January 24, 1862


Official Records of the War of the Rebellion
Series 1, Volume 51, part 2, p. 452-53

Headquarters Eighth Virginia Cavalry,
Mercer Court-House, January 24, 1862.

General S. Cooper,
Adjutant-General, Richmond, Va.:

General: I telegraphed you this morning that the enemy was advancing in the direction of Pack’s Ferry, on New River, with a force of one regiment of infantry and some cavalry. I shall go to that point to-day to meet the enemy. My force will be 500 cavalry, armed mostly with old shotguns, bowie knives, and a few long-range rifles and muskets, and about fifty Colt revolvers, and some sabers.

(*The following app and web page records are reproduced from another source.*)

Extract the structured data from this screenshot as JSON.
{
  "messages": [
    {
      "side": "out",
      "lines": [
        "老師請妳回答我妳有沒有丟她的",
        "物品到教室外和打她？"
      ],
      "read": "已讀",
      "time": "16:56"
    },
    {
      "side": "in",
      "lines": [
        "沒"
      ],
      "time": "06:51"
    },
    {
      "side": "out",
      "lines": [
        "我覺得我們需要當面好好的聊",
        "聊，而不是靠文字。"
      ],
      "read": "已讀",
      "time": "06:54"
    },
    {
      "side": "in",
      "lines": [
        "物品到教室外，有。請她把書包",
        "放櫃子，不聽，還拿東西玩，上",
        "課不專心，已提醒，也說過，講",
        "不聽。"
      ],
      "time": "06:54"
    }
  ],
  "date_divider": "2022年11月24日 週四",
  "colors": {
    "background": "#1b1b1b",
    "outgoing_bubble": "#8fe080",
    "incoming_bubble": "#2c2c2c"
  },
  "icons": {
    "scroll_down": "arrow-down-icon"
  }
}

I think, however, that I can prevent the enemy from getting to Peterstown, where there is quite a large supply of commissary stores, and I believe it is for the object of destroying these stores that the enemy is making this advance. With the regiment of infantry which is now in Dublin and my own command I can drive the enemy back to Raleigh and keep him from advancing any farther this winter unless he should be largely re-enforced. I would also state that there is one piece of artillery at Dublin Station which can be used to much advantage in these mountains. I send an officer with this dispatch.

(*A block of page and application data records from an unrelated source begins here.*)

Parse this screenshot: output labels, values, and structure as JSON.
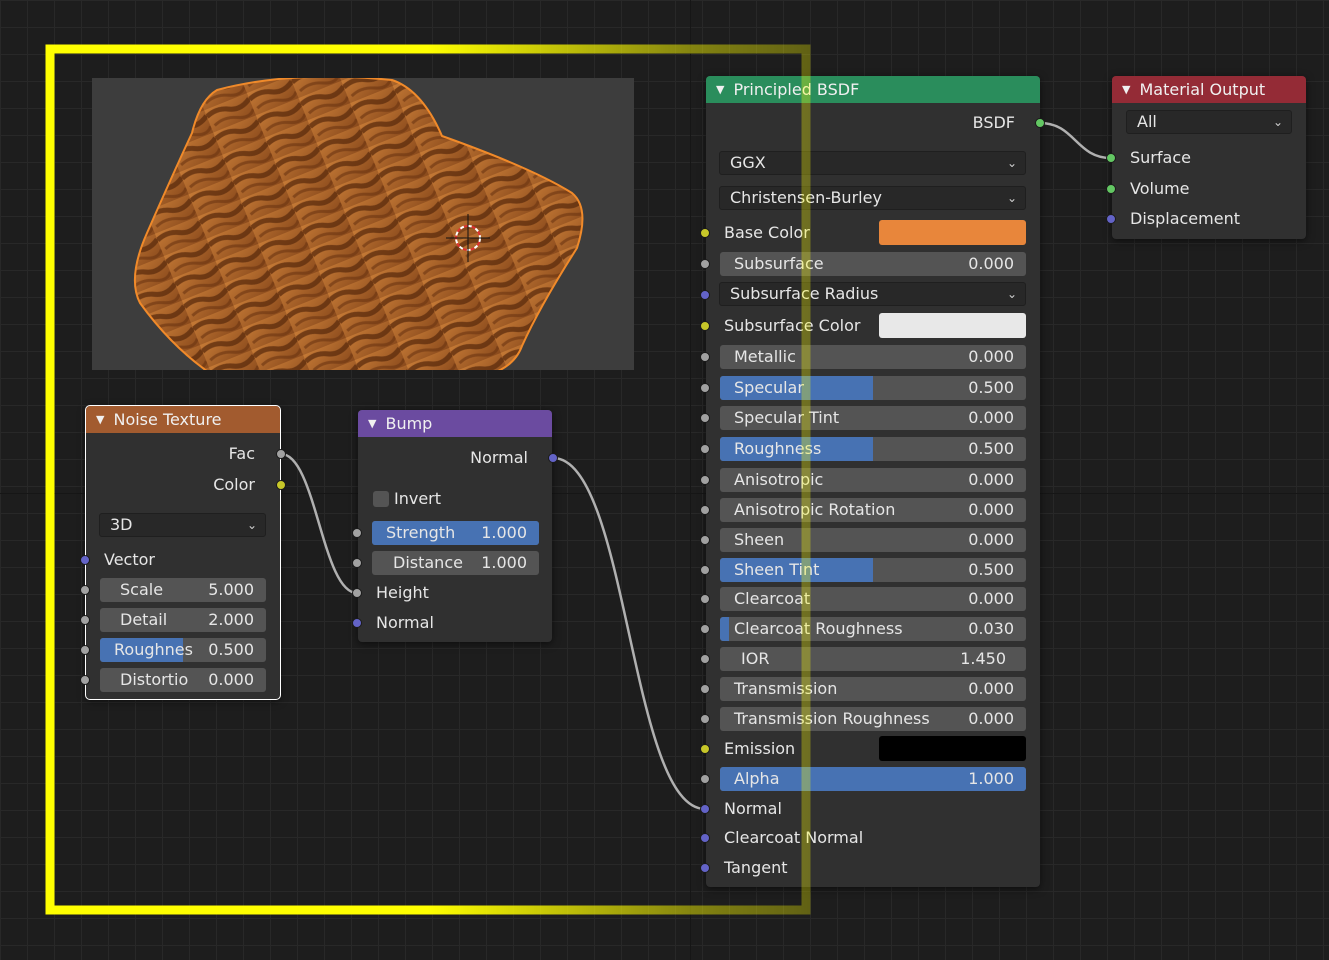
{
  "noise_texture": {
    "title": "Noise Texture",
    "outputs": [
      "Fac",
      "Color"
    ],
    "dimension": "3D",
    "vector_label": "Vector",
    "fields": [
      {
        "label": "Scale",
        "value": "5.000",
        "fill": 0
      },
      {
        "label": "Detail",
        "value": "2.000",
        "fill": 0
      },
      {
        "label": "Roughnes",
        "value": "0.500",
        "fill": 0.5
      },
      {
        "label": "Distortio",
        "value": "0.000",
        "fill": 0
      }
    ]
  },
  "bump": {
    "title": "Bump",
    "output": "Normal",
    "invert_label": "Invert",
    "invert_checked": false,
    "fields": [
      {
        "label": "Strength",
        "value": "1.000",
        "fill": 1
      },
      {
        "label": "Distance",
        "value": "1.000",
        "fill": 0
      }
    ],
    "inputs": [
      "Height",
      "Normal"
    ]
  },
  "principled_bsdf": {
    "title": "Principled BSDF",
    "output": "BSDF",
    "distribution": "GGX",
    "subsurface_method": "Christensen-Burley",
    "base_color_label": "Base Color",
    "base_color": "#e8863b",
    "subsurface_label": "Subsurface",
    "subsurface_value": "0.000",
    "subsurface_radius_label": "Subsurface Radius",
    "subsurface_color_label": "Subsurface Color",
    "subsurface_color": "#e8e8e8",
    "fields": [
      {
        "label": "Metallic",
        "value": "0.000",
        "fill": 0
      },
      {
        "label": "Specular",
        "value": "0.500",
        "fill": 0.5
      },
      {
        "label": "Specular Tint",
        "value": "0.000",
        "fill": 0
      },
      {
        "label": "Roughness",
        "value": "0.500",
        "fill": 0.5
      },
      {
        "label": "Anisotropic",
        "value": "0.000",
        "fill": 0
      },
      {
        "label": "Anisotropic Rotation",
        "value": "0.000",
        "fill": 0
      },
      {
        "label": "Sheen",
        "value": "0.000",
        "fill": 0
      },
      {
        "label": "Sheen Tint",
        "value": "0.500",
        "fill": 0.5
      },
      {
        "label": "Clearcoat",
        "value": "0.000",
        "fill": 0
      },
      {
        "label": "Clearcoat Roughness",
        "value": "0.030",
        "fill": 0.03
      },
      {
        "label": "IOR",
        "value": "1.450",
        "fill": 0
      },
      {
        "label": "Transmission",
        "value": "0.000",
        "fill": 0
      },
      {
        "label": "Transmission Roughness",
        "value": "0.000",
        "fill": 0
      }
    ],
    "emission_label": "Emission",
    "emission_color": "#000000",
    "alpha_label": "Alpha",
    "alpha_value": "1.000",
    "alpha_fill": 1,
    "vector_inputs": [
      "Normal",
      "Clearcoat Normal",
      "Tangent"
    ]
  },
  "material_output": {
    "title": "Material Output",
    "target": "All",
    "inputs": [
      "Surface",
      "Volume",
      "Displacement"
    ]
  },
  "colors": {
    "frame": "#ffff00",
    "field_fill": "#4772b3",
    "selection_outline": "#ffffff"
  }
}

I am, sir, very respectfully, your obedient servant,

W. H. Jenifer,
Colonel, Commanding Eighth Virginia Cavalry

_____

Headquarters Eighth Virginia Cavalry,
Mercer Court-House, January 24, 1862.

General S. Cooper,
Adjutant, Richmond, Va.:

General: Since writing you this morning I advanced with my cavalry to the position said to be occupied by the enemy, and found that he had retreated back to Raleigh Court-House, after capturing some ten or twelve of our loyal citizens. I have ordered our frequent scouts in the vicinity of the Mercer and Raleigh line, to prevent the enemy from taking any more of the citizens. I have also stationed companies of my regiment at such points where forage can be obtained, and as well as possible for the protection of the country.

I am, sir, very respectfully, your obedient servant,

W. H. Jenifer,
Colonel Eighth Virginia Cavalry.


Timeline of West Virginia: Civil War and Statehood: January 1862

West Virginia Archives and History